▶ App and web page records
::::::::::
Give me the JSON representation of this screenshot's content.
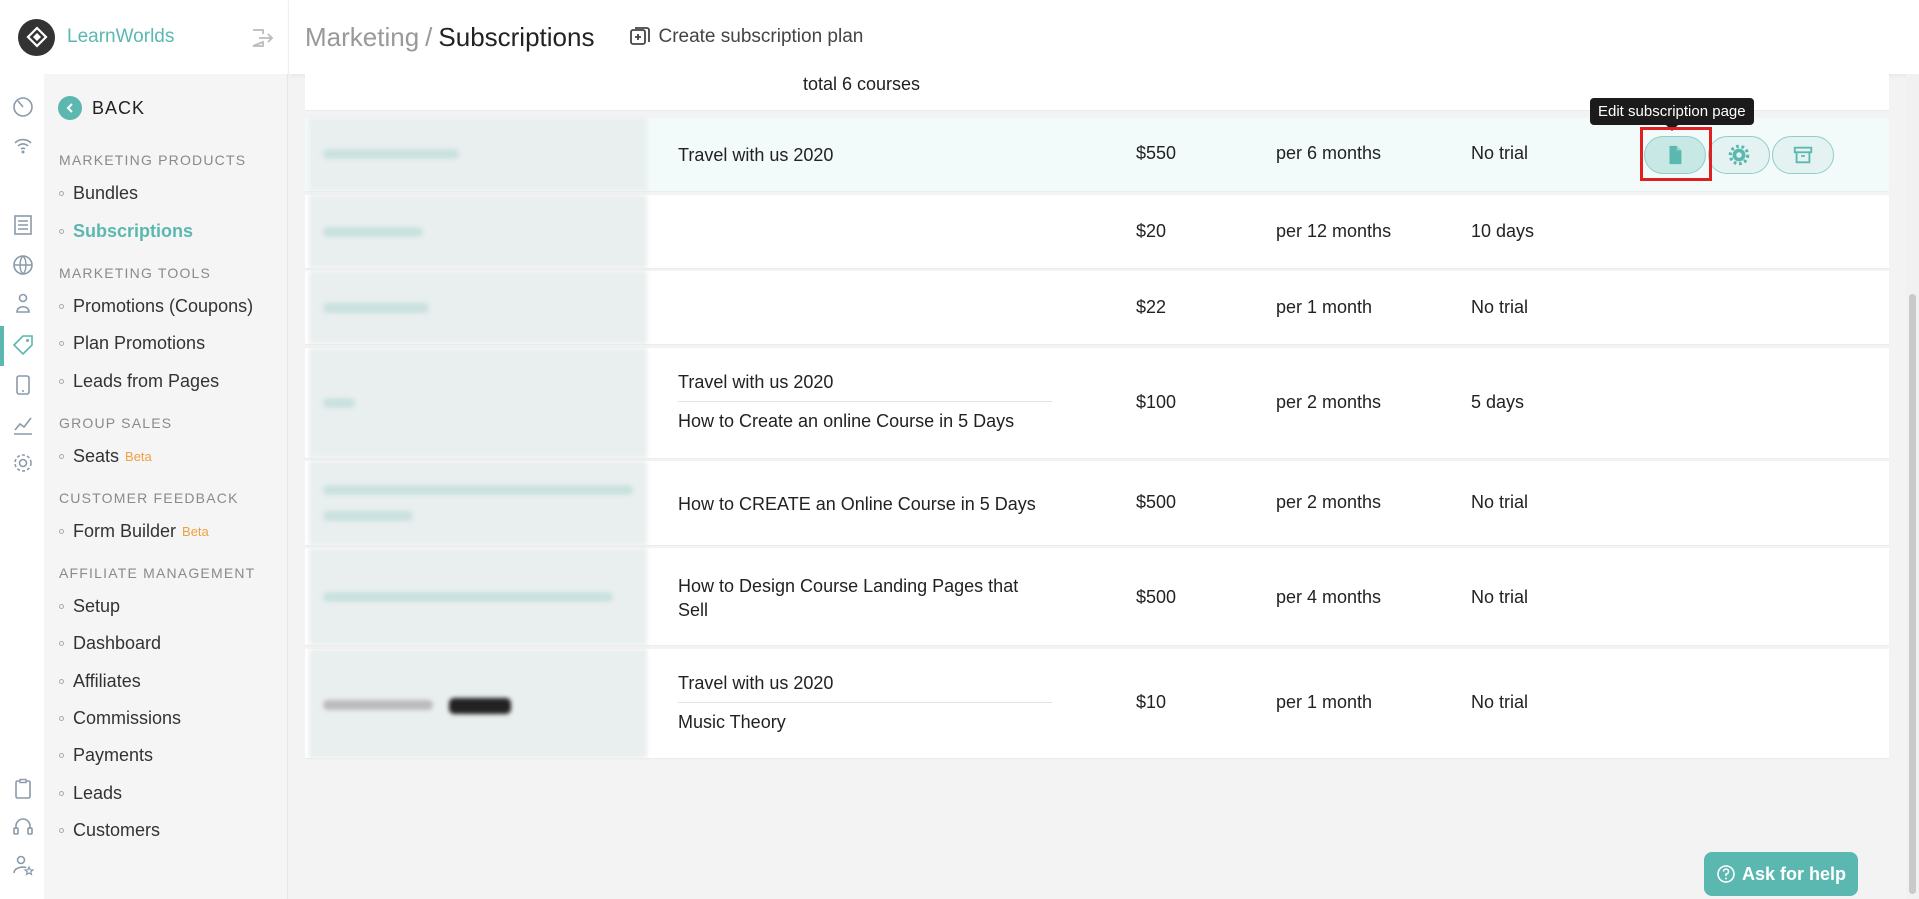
{
  "brand": {
    "name": "LearnWorlds"
  },
  "sidebar": {
    "back_label": "BACK",
    "sections": [
      {
        "title": "MARKETING PRODUCTS",
        "items": [
          {
            "label": "Bundles"
          },
          {
            "label": "Subscriptions",
            "active": true
          }
        ]
      },
      {
        "title": "MARKETING TOOLS",
        "items": [
          {
            "label": "Promotions (Coupons)"
          },
          {
            "label": "Plan Promotions"
          },
          {
            "label": "Leads from Pages"
          }
        ]
      },
      {
        "title": "GROUP SALES",
        "items": [
          {
            "label": "Seats",
            "badge": "Beta"
          }
        ]
      },
      {
        "title": "CUSTOMER FEEDBACK",
        "items": [
          {
            "label": "Form Builder",
            "badge": "Beta"
          }
        ]
      },
      {
        "title": "AFFILIATE MANAGEMENT",
        "items": [
          {
            "label": "Setup"
          },
          {
            "label": "Dashboard"
          },
          {
            "label": "Affiliates"
          },
          {
            "label": "Commissions"
          },
          {
            "label": "Payments"
          },
          {
            "label": "Leads"
          },
          {
            "label": "Customers"
          }
        ]
      }
    ]
  },
  "header": {
    "crumb_parent": "Marketing",
    "crumb_separator": "/",
    "crumb_current": "Subscriptions",
    "create_label": "Create subscription plan"
  },
  "table": {
    "partial_row_text": "total 6 courses",
    "rows": [
      {
        "courses": [
          "Travel with us 2020"
        ],
        "price": "$550",
        "period": "per 6 months",
        "trial": "No trial"
      },
      {
        "courses": [],
        "price": "$20",
        "period": "per 12 months",
        "trial": "10 days"
      },
      {
        "courses": [],
        "price": "$22",
        "period": "per 1 month",
        "trial": "No trial"
      },
      {
        "courses": [
          "Travel with us 2020",
          "How to Create an online Course in 5 Days"
        ],
        "price": "$100",
        "period": "per 2 months",
        "trial": "5 days"
      },
      {
        "courses": [
          "How to CREATE an Online Course in 5 Days"
        ],
        "price": "$500",
        "period": "per 2 months",
        "trial": "No trial"
      },
      {
        "courses": [
          "How to Design Course Landing Pages that Sell"
        ],
        "price": "$500",
        "period": "per 4 months",
        "trial": "No trial"
      },
      {
        "courses": [
          "Travel with us 2020",
          "Music Theory"
        ],
        "price": "$10",
        "period": "per 1 month",
        "trial": "No trial"
      }
    ]
  },
  "tooltip": {
    "text": "Edit subscription page"
  },
  "help": {
    "label": "Ask for help"
  },
  "colors": {
    "accent": "#5bb8b0",
    "beta": "#f0a040",
    "highlight": "#e02020"
  }
}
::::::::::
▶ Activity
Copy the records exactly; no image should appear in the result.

▶ Result
Give me the JSON representation of this screenshot's content.
{
  "brand": {
    "name": "LearnWorlds"
  },
  "sidebar": {
    "back_label": "BACK",
    "sections": [
      {
        "title": "MARKETING PRODUCTS",
        "items": [
          {
            "label": "Bundles"
          },
          {
            "label": "Subscriptions",
            "active": true
          }
        ]
      },
      {
        "title": "MARKETING TOOLS",
        "items": [
          {
            "label": "Promotions (Coupons)"
          },
          {
            "label": "Plan Promotions"
          },
          {
            "label": "Leads from Pages"
          }
        ]
      },
      {
        "title": "GROUP SALES",
        "items": [
          {
            "label": "Seats",
            "badge": "Beta"
          }
        ]
      },
      {
        "title": "CUSTOMER FEEDBACK",
        "items": [
          {
            "label": "Form Builder",
            "badge": "Beta"
          }
        ]
      },
      {
        "title": "AFFILIATE MANAGEMENT",
        "items": [
          {
            "label": "Setup"
          },
          {
            "label": "Dashboard"
          },
          {
            "label": "Affiliates"
          },
          {
            "label": "Commissions"
          },
          {
            "label": "Payments"
          },
          {
            "label": "Leads"
          },
          {
            "label": "Customers"
          }
        ]
      }
    ]
  },
  "header": {
    "crumb_parent": "Marketing",
    "crumb_separator": "/",
    "crumb_current": "Subscriptions",
    "create_label": "Create subscription plan"
  },
  "table": {
    "partial_row_text": "total 6 courses",
    "rows": [
      {
        "courses": [
          "Travel with us 2020"
        ],
        "price": "$550",
        "period": "per 6 months",
        "trial": "No trial"
      },
      {
        "courses": [],
        "price": "$20",
        "period": "per 12 months",
        "trial": "10 days"
      },
      {
        "courses": [],
        "price": "$22",
        "period": "per 1 month",
        "trial": "No trial"
      },
      {
        "courses": [
          "Travel with us 2020",
          "How to Create an online Course in 5 Days"
        ],
        "price": "$100",
        "period": "per 2 months",
        "trial": "5 days"
      },
      {
        "courses": [
          "How to CREATE an Online Course in 5 Days"
        ],
        "price": "$500",
        "period": "per 2 months",
        "trial": "No trial"
      },
      {
        "courses": [
          "How to Design Course Landing Pages that Sell"
        ],
        "price": "$500",
        "period": "per 4 months",
        "trial": "No trial"
      },
      {
        "courses": [
          "Travel with us 2020",
          "Music Theory"
        ],
        "price": "$10",
        "period": "per 1 month",
        "trial": "No trial"
      }
    ]
  },
  "tooltip": {
    "text": "Edit subscription page"
  },
  "help": {
    "label": "Ask for help"
  },
  "colors": {
    "accent": "#5bb8b0",
    "beta": "#f0a040",
    "highlight": "#e02020"
  }
}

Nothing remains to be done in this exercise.